Traditional medical device companies — including Medtronic, Boston Scientific, Zimmer Biomet and Stryker — are trying to prove their worth to hospital systems looking for more than just widgets to implant to treat a variety of maladies.
No where is this more apparent than in the world of orthopedics, where scrutiny has fallen on implant prices, even as the industry has responded by pointing out that a big part of the costs of a joint replacement happen when the patient has been released from the hospital. From April this year, the bundled payment regime was instituted in 800 U.S. hospitals by which Medicare would pay them a lump sum per joint replacement for a defined period. That period of time stretches from 3 days before the surgery to 90 days after it. If hospitals’ costs are lower than the Medicare lump sum, they win. Otherwise… well you get the picture.
Acutely aware of the cost-conscious, value-driven environment, ortho companies are looking for ways to help their customers navigate value-based care.

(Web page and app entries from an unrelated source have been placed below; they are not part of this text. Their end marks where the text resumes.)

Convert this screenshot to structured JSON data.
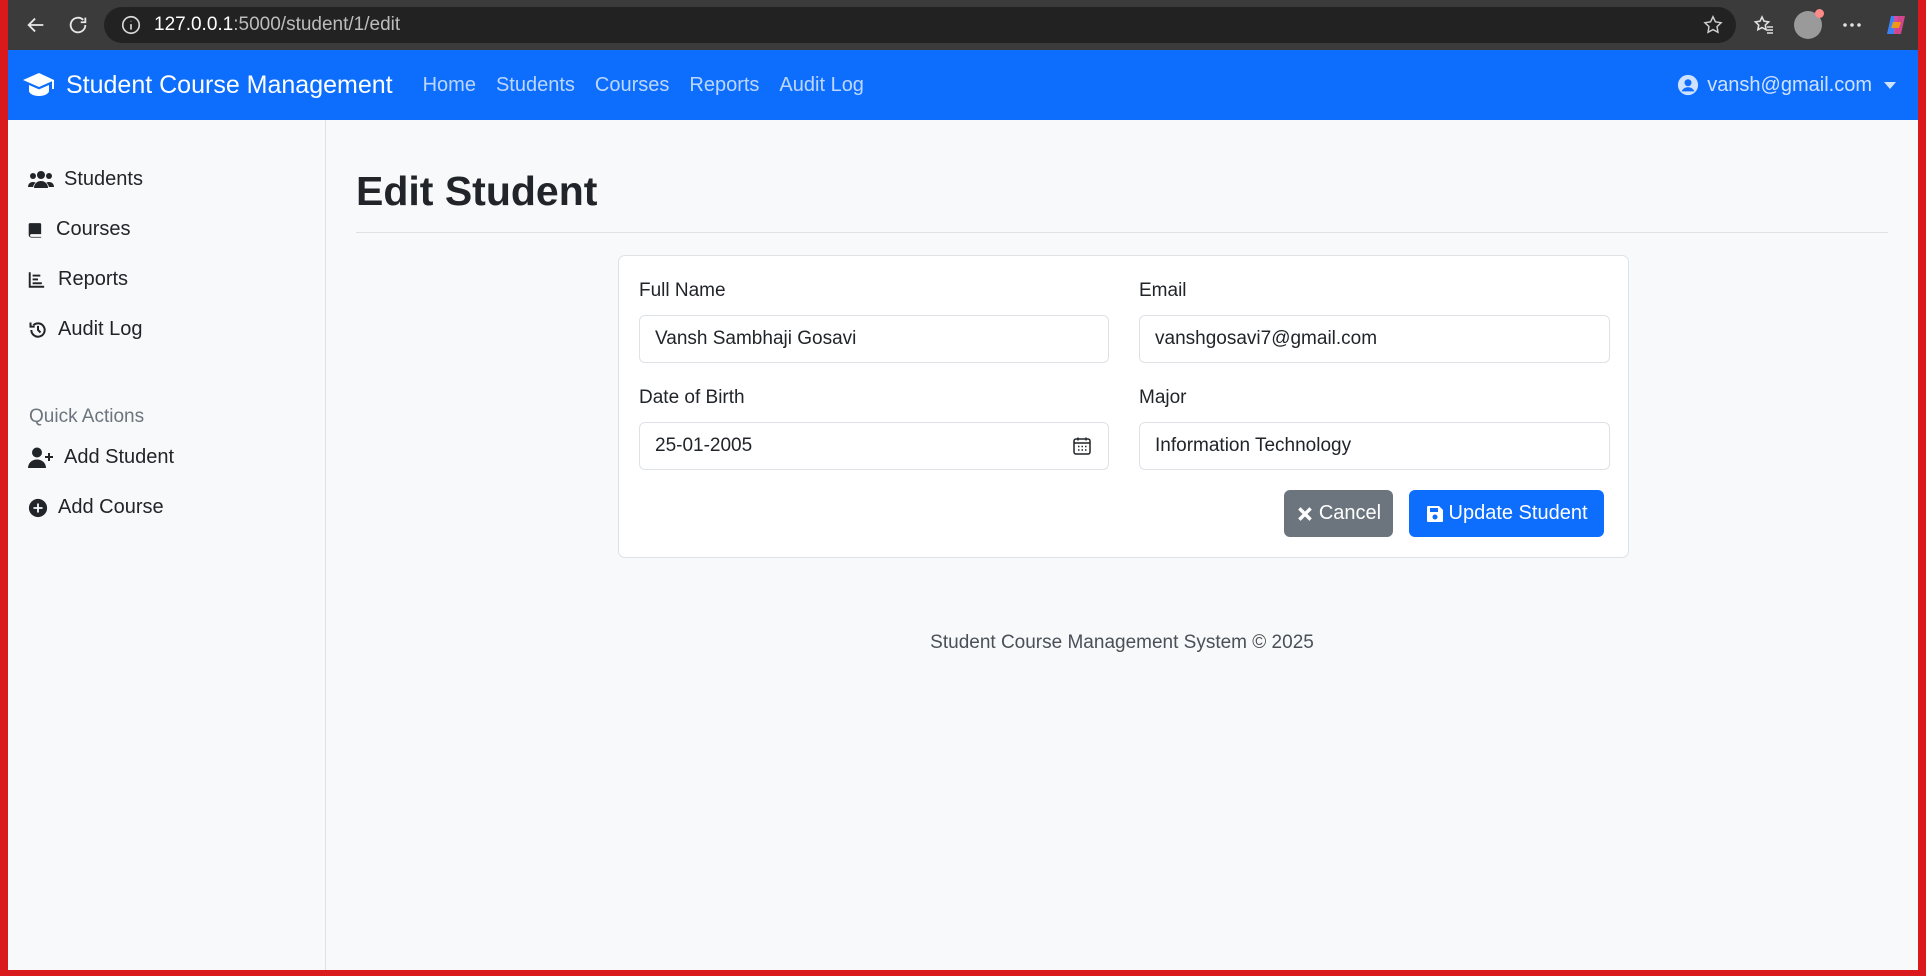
{
  "browser": {
    "url_host": "127.0.0.1",
    "url_path": ":5000/student/1/edit"
  },
  "navbar": {
    "brand": "Student Course Management",
    "links": [
      "Home",
      "Students",
      "Courses",
      "Reports",
      "Audit Log"
    ],
    "user": "vansh@gmail.com"
  },
  "sidebar": {
    "items": [
      {
        "label": "Students",
        "icon": "users-icon"
      },
      {
        "label": "Courses",
        "icon": "book-icon"
      },
      {
        "label": "Reports",
        "icon": "chart-icon"
      },
      {
        "label": "Audit Log",
        "icon": "history-icon"
      }
    ],
    "quick_actions_heading": "Quick Actions",
    "quick_actions": [
      {
        "label": "Add Student",
        "icon": "user-plus-icon"
      },
      {
        "label": "Add Course",
        "icon": "plus-circle-icon"
      }
    ]
  },
  "page": {
    "title": "Edit Student"
  },
  "form": {
    "full_name_label": "Full Name",
    "full_name_value": "Vansh Sambhaji Gosavi",
    "email_label": "Email",
    "email_value": "vanshgosavi7@gmail.com",
    "dob_label": "Date of Birth",
    "dob_value": "25-01-2005",
    "major_label": "Major",
    "major_value": "Information Technology",
    "cancel_label": "Cancel",
    "update_label": "Update Student"
  },
  "footer": {
    "text": "Student Course Management System © 2025"
  },
  "colors": {
    "primary": "#0d6efd",
    "secondary": "#6c757d",
    "background": "#f8f9fa"
  }
}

Zimmer Biomet made an interesting play last week in buying a virtual or telerehab startup RespondWell for an unknown sum.